*REQUIRED ACTION*
In the entries below, find the string "caption" and return each line holding it.

>>>>>

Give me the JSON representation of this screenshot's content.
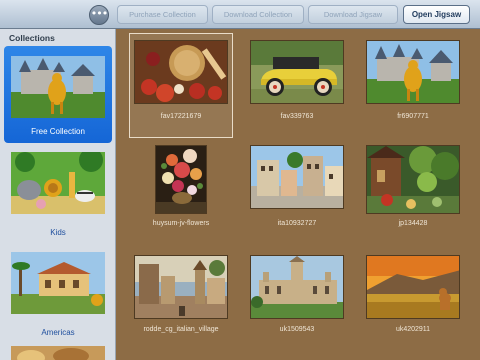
{
  "toolbar": {
    "more_label": "•••",
    "purchase_label": "Purchase Collection",
    "download_collection_label": "Download Collection",
    "download_jigsaw_label": "Download Jigsaw",
    "open_jigsaw_label": "Open Jigsaw"
  },
  "sidebar": {
    "title": "Collections",
    "items": [
      {
        "label": "Free Collection",
        "selected": true
      },
      {
        "label": "Kids",
        "selected": false
      },
      {
        "label": "Americas",
        "selected": false
      }
    ]
  },
  "grid": {
    "items": [
      {
        "caption": "fav17221679",
        "selected": true
      },
      {
        "caption": "fav339763",
        "selected": false
      },
      {
        "caption": "fr6907771",
        "selected": false
      },
      {
        "caption": "huysum-jv-flowers",
        "selected": false
      },
      {
        "caption": "ita10932727",
        "selected": false
      },
      {
        "caption": "jp134428",
        "selected": false
      },
      {
        "caption": "rodde_cg_italian_village",
        "selected": false
      },
      {
        "caption": "uk1509543",
        "selected": false
      },
      {
        "caption": "uk4202911",
        "selected": false
      }
    ]
  },
  "colors": {
    "background": "#8d6c45",
    "selection": "#1566d6",
    "caption": "#f0e6d6"
  }
}
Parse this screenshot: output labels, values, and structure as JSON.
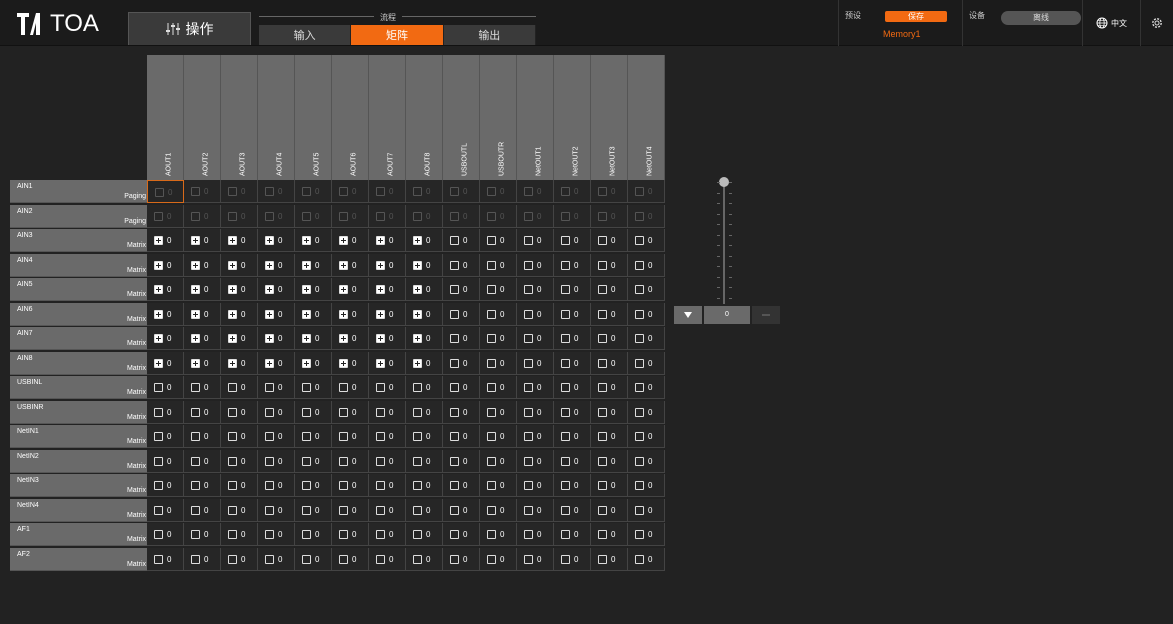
{
  "brand": {
    "name": "TOA"
  },
  "toolbar": {
    "ops_label": "操作"
  },
  "flow": {
    "title": "流程",
    "tabs": [
      {
        "label": "输入"
      },
      {
        "label": "矩阵",
        "active": true
      },
      {
        "label": "输出"
      }
    ]
  },
  "preset": {
    "label": "预设",
    "save_label": "保存",
    "memory": "Memory1"
  },
  "device": {
    "label": "设备",
    "status": "离线"
  },
  "language": {
    "label": "中文"
  },
  "columns": [
    "AOUT1",
    "AOUT2",
    "AOUT3",
    "AOUT4",
    "AOUT5",
    "AOUT6",
    "AOUT7",
    "AOUT8",
    "USBOUTL",
    "USBOUTR",
    "NetOUT1",
    "NetOUT2",
    "NetOUT3",
    "NetOUT4"
  ],
  "rows": [
    {
      "name": "AIN1",
      "mode": "Paging",
      "values": [
        0,
        0,
        0,
        0,
        0,
        0,
        0,
        0,
        0,
        0,
        0,
        0,
        0,
        0
      ],
      "on": [
        0,
        0,
        0,
        0,
        0,
        0,
        0,
        0,
        0,
        0,
        0,
        0,
        0,
        0
      ],
      "dim": true
    },
    {
      "name": "AIN2",
      "mode": "Paging",
      "values": [
        0,
        0,
        0,
        0,
        0,
        0,
        0,
        0,
        0,
        0,
        0,
        0,
        0,
        0
      ],
      "on": [
        0,
        0,
        0,
        0,
        0,
        0,
        0,
        0,
        0,
        0,
        0,
        0,
        0,
        0
      ],
      "dim": true
    },
    {
      "name": "AIN3",
      "mode": "Matrix",
      "values": [
        0,
        0,
        0,
        0,
        0,
        0,
        0,
        0,
        0,
        0,
        0,
        0,
        0,
        0
      ],
      "on": [
        1,
        1,
        1,
        1,
        1,
        1,
        1,
        1,
        0,
        0,
        0,
        0,
        0,
        0
      ]
    },
    {
      "name": "AIN4",
      "mode": "Matrix",
      "values": [
        0,
        0,
        0,
        0,
        0,
        0,
        0,
        0,
        0,
        0,
        0,
        0,
        0,
        0
      ],
      "on": [
        1,
        1,
        1,
        1,
        1,
        1,
        1,
        1,
        0,
        0,
        0,
        0,
        0,
        0
      ]
    },
    {
      "name": "AIN5",
      "mode": "Matrix",
      "values": [
        0,
        0,
        0,
        0,
        0,
        0,
        0,
        0,
        0,
        0,
        0,
        0,
        0,
        0
      ],
      "on": [
        1,
        1,
        1,
        1,
        1,
        1,
        1,
        1,
        0,
        0,
        0,
        0,
        0,
        0
      ]
    },
    {
      "name": "AIN6",
      "mode": "Matrix",
      "values": [
        0,
        0,
        0,
        0,
        0,
        0,
        0,
        0,
        0,
        0,
        0,
        0,
        0,
        0
      ],
      "on": [
        1,
        1,
        1,
        1,
        1,
        1,
        1,
        1,
        0,
        0,
        0,
        0,
        0,
        0
      ]
    },
    {
      "name": "AIN7",
      "mode": "Matrix",
      "values": [
        0,
        0,
        0,
        0,
        0,
        0,
        0,
        0,
        0,
        0,
        0,
        0,
        0,
        0
      ],
      "on": [
        1,
        1,
        1,
        1,
        1,
        1,
        1,
        1,
        0,
        0,
        0,
        0,
        0,
        0
      ]
    },
    {
      "name": "AIN8",
      "mode": "Matrix",
      "values": [
        0,
        0,
        0,
        0,
        0,
        0,
        0,
        0,
        0,
        0,
        0,
        0,
        0,
        0
      ],
      "on": [
        1,
        1,
        1,
        1,
        1,
        1,
        1,
        1,
        0,
        0,
        0,
        0,
        0,
        0
      ]
    },
    {
      "name": "USBINL",
      "mode": "Matrix",
      "values": [
        0,
        0,
        0,
        0,
        0,
        0,
        0,
        0,
        0,
        0,
        0,
        0,
        0,
        0
      ],
      "on": [
        0,
        0,
        0,
        0,
        0,
        0,
        0,
        0,
        0,
        0,
        0,
        0,
        0,
        0
      ]
    },
    {
      "name": "USBINR",
      "mode": "Matrix",
      "values": [
        0,
        0,
        0,
        0,
        0,
        0,
        0,
        0,
        0,
        0,
        0,
        0,
        0,
        0
      ],
      "on": [
        0,
        0,
        0,
        0,
        0,
        0,
        0,
        0,
        0,
        0,
        0,
        0,
        0,
        0
      ]
    },
    {
      "name": "NetIN1",
      "mode": "Matrix",
      "values": [
        0,
        0,
        0,
        0,
        0,
        0,
        0,
        0,
        0,
        0,
        0,
        0,
        0,
        0
      ],
      "on": [
        0,
        0,
        0,
        0,
        0,
        0,
        0,
        0,
        0,
        0,
        0,
        0,
        0,
        0
      ]
    },
    {
      "name": "NetIN2",
      "mode": "Matrix",
      "values": [
        0,
        0,
        0,
        0,
        0,
        0,
        0,
        0,
        0,
        0,
        0,
        0,
        0,
        0
      ],
      "on": [
        0,
        0,
        0,
        0,
        0,
        0,
        0,
        0,
        0,
        0,
        0,
        0,
        0,
        0
      ]
    },
    {
      "name": "NetIN3",
      "mode": "Matrix",
      "values": [
        0,
        0,
        0,
        0,
        0,
        0,
        0,
        0,
        0,
        0,
        0,
        0,
        0,
        0
      ],
      "on": [
        0,
        0,
        0,
        0,
        0,
        0,
        0,
        0,
        0,
        0,
        0,
        0,
        0,
        0
      ]
    },
    {
      "name": "NetIN4",
      "mode": "Matrix",
      "values": [
        0,
        0,
        0,
        0,
        0,
        0,
        0,
        0,
        0,
        0,
        0,
        0,
        0,
        0
      ],
      "on": [
        0,
        0,
        0,
        0,
        0,
        0,
        0,
        0,
        0,
        0,
        0,
        0,
        0,
        0
      ]
    },
    {
      "name": "AF1",
      "mode": "Matrix",
      "values": [
        0,
        0,
        0,
        0,
        0,
        0,
        0,
        0,
        0,
        0,
        0,
        0,
        0,
        0
      ],
      "on": [
        0,
        0,
        0,
        0,
        0,
        0,
        0,
        0,
        0,
        0,
        0,
        0,
        0,
        0
      ]
    },
    {
      "name": "AF2",
      "mode": "Matrix",
      "values": [
        0,
        0,
        0,
        0,
        0,
        0,
        0,
        0,
        0,
        0,
        0,
        0,
        0,
        0
      ],
      "on": [
        0,
        0,
        0,
        0,
        0,
        0,
        0,
        0,
        0,
        0,
        0,
        0,
        0,
        0
      ]
    }
  ],
  "fader": {
    "value": "0",
    "level": 1.0
  },
  "colors": {
    "accent": "#f26a12",
    "panel": "#6a6a6a"
  }
}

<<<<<

*OUTPUT BELOW*
        "caption": "fav17221679",
        "caption": "fav339763",
        "caption": "fr6907771",
        "caption": "huysum-jv-flowers",
        "caption": "ita10932727",
        "caption": "jp134428",
        "caption": "rodde_cg_italian_village",
        "caption": "uk1509543",
        "caption": "uk4202911",
    "caption": "#f0e6d6"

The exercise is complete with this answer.